■ EXERCISE
Whichever lines of the entries hold the word "config" should be identified and copied.
========
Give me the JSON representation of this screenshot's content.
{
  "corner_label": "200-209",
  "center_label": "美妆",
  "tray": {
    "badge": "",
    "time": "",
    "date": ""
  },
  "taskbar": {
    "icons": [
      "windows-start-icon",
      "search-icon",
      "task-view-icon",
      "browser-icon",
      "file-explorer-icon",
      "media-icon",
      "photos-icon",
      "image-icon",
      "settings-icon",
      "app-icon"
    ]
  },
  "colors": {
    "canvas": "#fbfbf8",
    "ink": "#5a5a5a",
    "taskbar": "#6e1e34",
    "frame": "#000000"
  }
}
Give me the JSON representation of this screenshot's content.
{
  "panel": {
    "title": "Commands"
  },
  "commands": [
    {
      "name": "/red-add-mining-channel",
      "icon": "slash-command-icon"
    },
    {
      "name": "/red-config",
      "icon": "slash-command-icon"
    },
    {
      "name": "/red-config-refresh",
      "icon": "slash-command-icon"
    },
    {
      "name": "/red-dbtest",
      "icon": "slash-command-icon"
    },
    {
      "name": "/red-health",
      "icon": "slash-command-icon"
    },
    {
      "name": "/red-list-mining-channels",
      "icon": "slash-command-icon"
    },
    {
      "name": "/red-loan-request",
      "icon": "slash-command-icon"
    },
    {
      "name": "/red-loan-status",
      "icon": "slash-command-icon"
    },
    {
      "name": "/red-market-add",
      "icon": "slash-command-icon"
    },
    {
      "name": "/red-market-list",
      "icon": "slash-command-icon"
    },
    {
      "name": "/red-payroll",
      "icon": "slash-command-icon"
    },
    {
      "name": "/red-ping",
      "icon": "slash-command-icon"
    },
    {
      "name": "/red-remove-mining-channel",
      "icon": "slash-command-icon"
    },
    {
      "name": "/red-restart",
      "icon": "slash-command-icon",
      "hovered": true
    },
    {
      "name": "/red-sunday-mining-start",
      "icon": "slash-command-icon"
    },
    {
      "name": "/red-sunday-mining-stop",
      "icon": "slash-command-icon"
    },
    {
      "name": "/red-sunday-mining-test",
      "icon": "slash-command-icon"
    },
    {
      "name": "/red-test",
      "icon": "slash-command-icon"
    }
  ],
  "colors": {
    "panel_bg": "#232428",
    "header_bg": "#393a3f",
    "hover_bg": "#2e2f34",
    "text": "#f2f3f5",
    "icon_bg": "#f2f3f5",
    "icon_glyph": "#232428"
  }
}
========
■ ANSWER TO THE EXERCISE
      "name": "/red-config",
      "name": "/red-config-refresh",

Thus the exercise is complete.